»»

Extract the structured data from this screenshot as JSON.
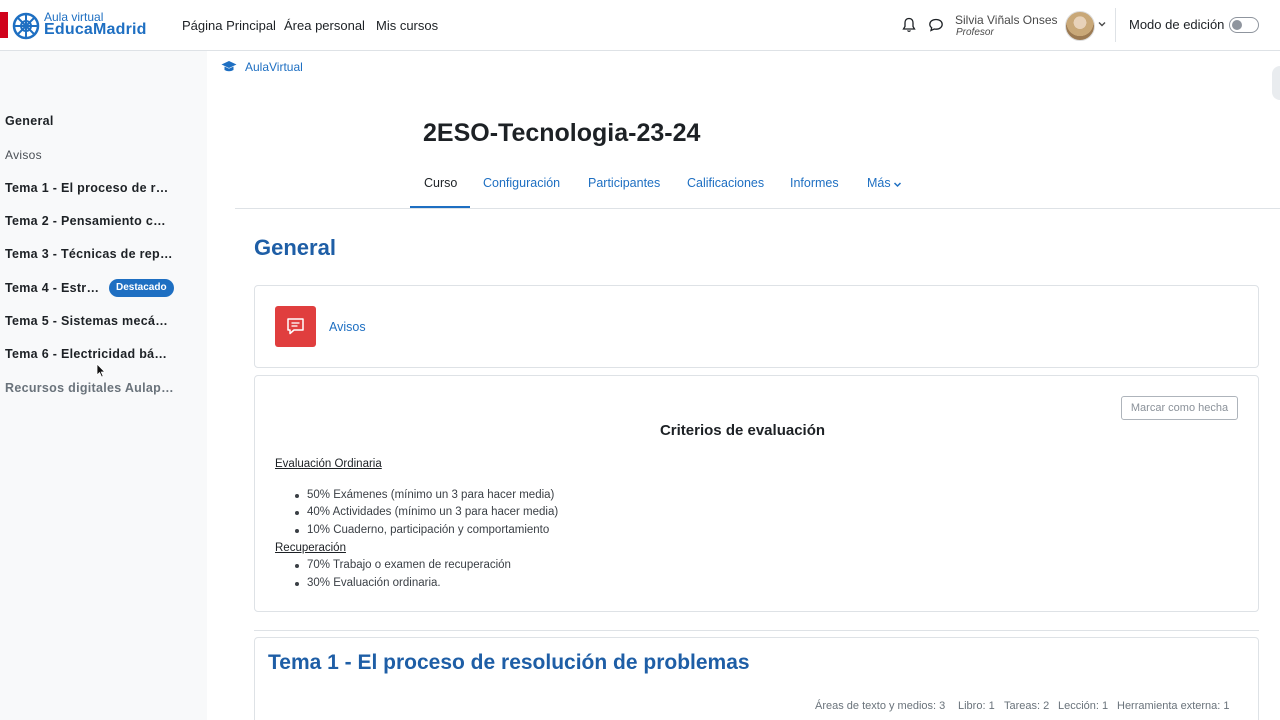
{
  "header": {
    "logo_top": "Aula virtual",
    "logo_bottom": "EducaMadrid",
    "nav": [
      "Página Principal",
      "Área personal",
      "Mis cursos"
    ],
    "user_name": "Silvia Viñals Onses",
    "user_role": "Profesor",
    "edit_mode_label": "Modo de edición",
    "edit_mode_on": false
  },
  "drawer": {
    "items": [
      "General",
      "Avisos",
      "Tema 1 - El proceso de r…",
      "Tema 2 - Pensamiento c…",
      "Tema 3 - Técnicas de rep…",
      "Tema 4 - Estr…",
      "Tema 5 - Sistemas mecá…",
      "Tema 6 - Electricidad bá…",
      "Recursos digitales Aulap…"
    ],
    "badge": "Destacado"
  },
  "main": {
    "breadcrumb": "AulaVirtual",
    "course_title": "2ESO-Tecnologia-23-24",
    "tabs": [
      "Curso",
      "Configuración",
      "Participantes",
      "Calificaciones",
      "Informes",
      "Más"
    ],
    "active_tab": "Curso",
    "section_title": "General",
    "avisos_label": "Avisos",
    "mark_done_label": "Marcar como hecha",
    "criteria": {
      "title": "Criterios de evaluación",
      "ordinaria_label": "Evaluación Ordinaria",
      "ordinaria_items": [
        "50% Exámenes (mínimo un 3 para hacer media)",
        "40% Actividades (mínimo un 3 para hacer media)",
        "10% Cuaderno, participación y comportamiento"
      ],
      "recuperacion_label": "Recuperación",
      "recuperacion_items": [
        "70% Trabajo o examen de recuperación",
        "30% Evaluación ordinaria."
      ]
    },
    "tema1_title": "Tema 1 - El proceso de resolución de problemas",
    "tema1_stats": [
      "Áreas de texto y medios: 3",
      "Libro: 1",
      "Tareas: 2",
      "Lección: 1",
      "Herramienta externa: 1"
    ]
  },
  "colors": {
    "brand_blue": "#1e6fc2",
    "section_blue": "#1e5ea6",
    "forum_red": "#e03e3e",
    "drawer_bg": "#f8f9fa"
  }
}
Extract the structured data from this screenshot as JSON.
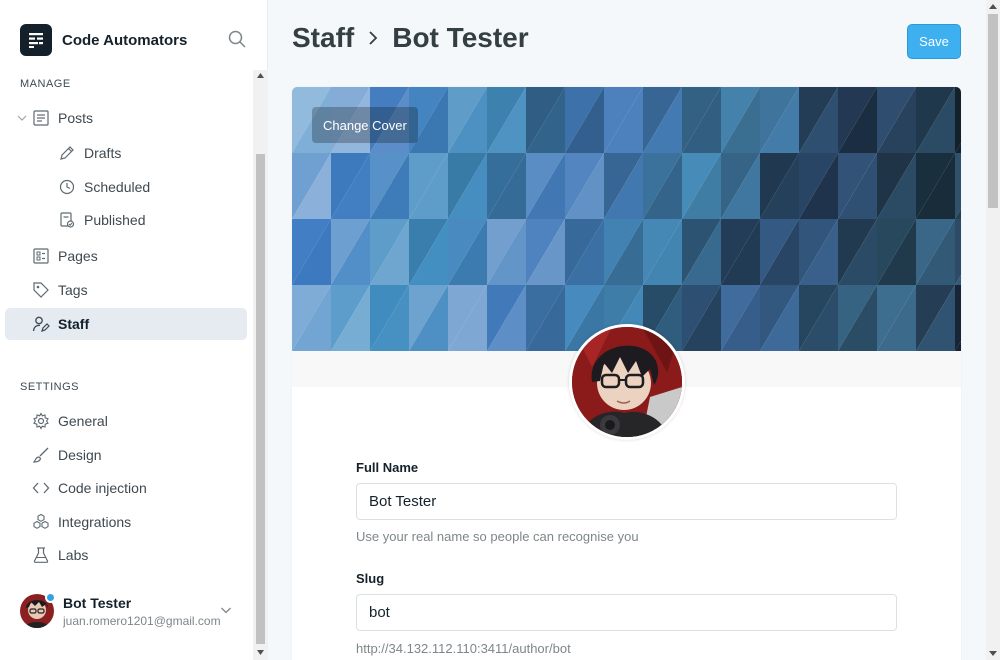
{
  "sidebar": {
    "brand": "Code Automators",
    "manage_label": "MANAGE",
    "settings_label": "SETTINGS",
    "manage_items": [
      {
        "label": "Posts",
        "icon": "posts-icon"
      },
      {
        "label": "Drafts",
        "icon": "pencil-icon"
      },
      {
        "label": "Scheduled",
        "icon": "clock-icon"
      },
      {
        "label": "Published",
        "icon": "published-icon"
      },
      {
        "label": "Pages",
        "icon": "pages-icon"
      },
      {
        "label": "Tags",
        "icon": "tag-icon"
      },
      {
        "label": "Staff",
        "icon": "staff-icon"
      }
    ],
    "settings_items": [
      {
        "label": "General",
        "icon": "gear-icon"
      },
      {
        "label": "Design",
        "icon": "brush-icon"
      },
      {
        "label": "Code injection",
        "icon": "code-icon"
      },
      {
        "label": "Integrations",
        "icon": "integrations-icon"
      },
      {
        "label": "Labs",
        "icon": "flask-icon"
      }
    ],
    "user": {
      "name": "Bot Tester",
      "email": "juan.romero1201@gmail.com"
    }
  },
  "header": {
    "crumb_parent": "Staff",
    "crumb_current": "Bot Tester",
    "save_label": "Save"
  },
  "profile": {
    "change_cover_label": "Change Cover",
    "full_name": {
      "label": "Full Name",
      "value": "Bot Tester",
      "hint": "Use your real name so people can recognise you"
    },
    "slug": {
      "label": "Slug",
      "value": "bot",
      "hint": "http://34.132.112.110:3411/author/bot"
    }
  },
  "colors": {
    "accent": "#3eb0ef",
    "active_nav_bg": "#e5ebf1",
    "online_dot": "#30a3e6"
  }
}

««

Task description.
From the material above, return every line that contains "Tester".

Exercise result.
      "name": "Bot Tester",
    "crumb_current": "Bot Tester",
      "value": "Bot Tester",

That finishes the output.